Cautious broadcasting industry officials said that while they doubted that their own licenses could face similar threats, some industry representatives called the decision "shocking" and "abominable."

But the decision, which the FCC based on a record of illegal payments here and abroad by RKO's parent company, General Tire and Rubber Co., suggests a tough-minded approach to license renewals by the FCC and a new emphasis on evaluating questions beyond broadcast policies.

The FCC, in an unprecedented action, striped RKO of its licenses to operate television stations in Boston, Los Angeles and New York.

In addition, RKO has 13 other broadcast properties and the commission asked for public comment on what steps it should take in connection with those stations.

This year alone, three RKO holdings, AM stations in San Francisco and Los Angeles, and an FM station in Los Angeles are scheduled to come up for renewal.

Broadcasting observers strongly suggested yesterday that it would be difficult for the FCC to approve the renewals of those outlets after condeming the General Tire practices in the cases of the three television stations.

But the case also focuses renewed attention on other similar cases. For example, the proposed merger of General Electric Co. and Cox Broadcasting Corp., involving 11 Cox outlets worth at least $400 million could be affected by the RKO decision. If approved by the FCC, the GE-Cox deal would be the largest merges in broadcast history.

A coalition of citizen groups has sought to deny the station transfers in light of GE corporate practices, including a record of antitrust violations, pollution and labor law violations and questions about corporate payments raised by GE disclosure four years ago.

"The issue in the GE case is also corporate character," said Samuel Simon, executive director of the National Citizens Committee for Broadcasting, one of the merger's challengers. "It's encouraging to find out that when the commission finds this kindof activity, it is willing to enforce the law."

In addition to the GE-Cox case, the commission is also considering a case involving a subsidiary of Cowles Communication Corp., whose license for WESH-TV in Daytona Beach, Fla., is now under review in light of Cowles settling a mail fraud case with the government.

The FCC is evaluating a purchase by Westinghouse Electric Corp. of KODA-FM in Houston in light of disclosures by the company that they are under investigation for alleged price fixing and that some company officials made questionable payments.

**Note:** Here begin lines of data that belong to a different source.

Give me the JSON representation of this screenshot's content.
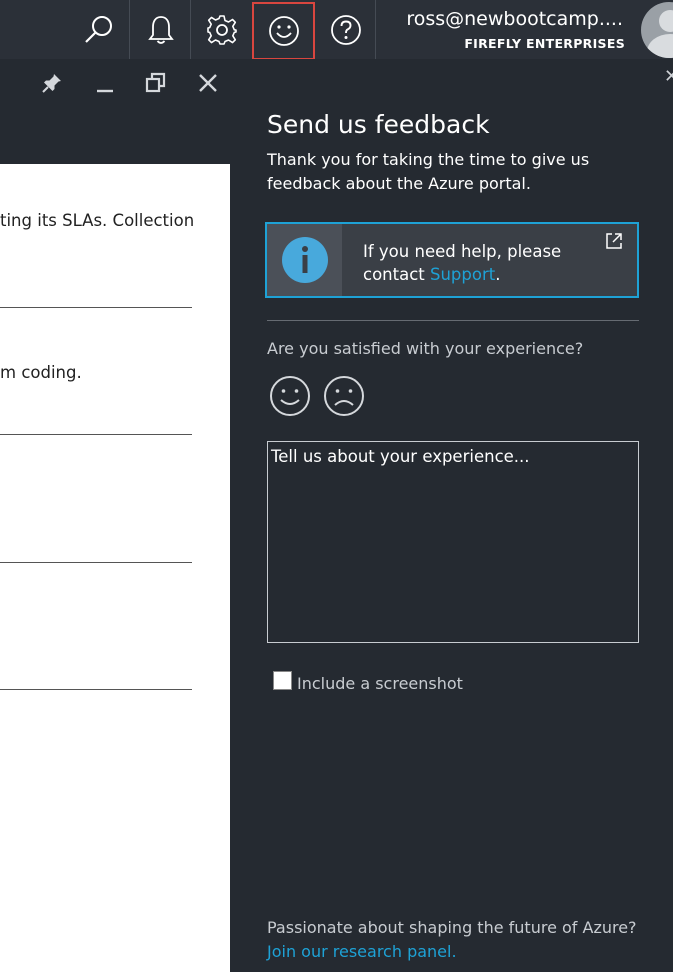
{
  "topbar": {
    "icons": [
      "search-icon",
      "bell-icon",
      "gear-icon",
      "smiley-icon",
      "help-icon"
    ],
    "active_icon": "smiley-icon",
    "user_name": "ross@newbootcamp....",
    "user_org": "FIREFLY ENTERPRISES"
  },
  "blade": {
    "controls": [
      "pin-icon",
      "minimize-icon",
      "restore-icon",
      "close-icon"
    ],
    "lines": [
      "ting its SLAs. Collection",
      "m coding."
    ]
  },
  "feedback": {
    "title": "Send us feedback",
    "subtitle": "Thank you for taking the time to give us feedback about the Azure portal.",
    "help_text": "If you need help, please contact ",
    "help_link": "Support",
    "help_period": ".",
    "question": "Are you satisfied with your experience?",
    "textarea_placeholder": "Tell us about your experience...",
    "screenshot_label": "Include a screenshot",
    "screenshot_checked": false,
    "footer_text": "Passionate about shaping the future of Azure?",
    "footer_link": "Join our research panel."
  },
  "colors": {
    "accent": "#1ea2d6",
    "active_border": "#d9463f",
    "panel_bg": "#252a31"
  }
}
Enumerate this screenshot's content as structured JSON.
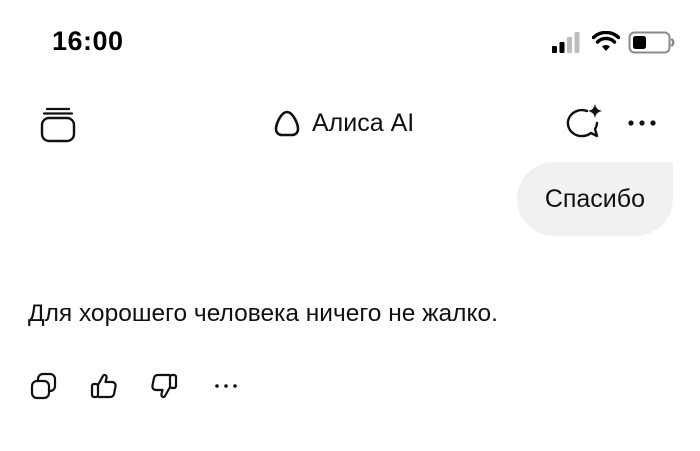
{
  "status_bar": {
    "time": "16:00",
    "icons": [
      "signal-icon",
      "wifi-icon",
      "battery-icon"
    ]
  },
  "header": {
    "title": "Алиса AI",
    "icons": {
      "left": "chats-stack-icon",
      "logo": "alice-logo-icon",
      "new_chat": "new-chat-sparkle-icon",
      "more": "more-dots-icon"
    }
  },
  "chat": {
    "user_message": "Спасибо",
    "assistant_message": "Для хорошего человека ничего не жалко.",
    "actions": [
      "copy-icon",
      "thumbs-up-icon",
      "thumbs-down-icon",
      "more-dots-icon"
    ]
  },
  "colors": {
    "bubble_bg": "#f1f1f1",
    "text": "#111111"
  }
}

RKO's only Washington property, WGMS AM and FM is not scheduled for license renewal until late next year. The station's manager, Jerry Lyman, said all he knew of the RKO case was what he read in the newspapers.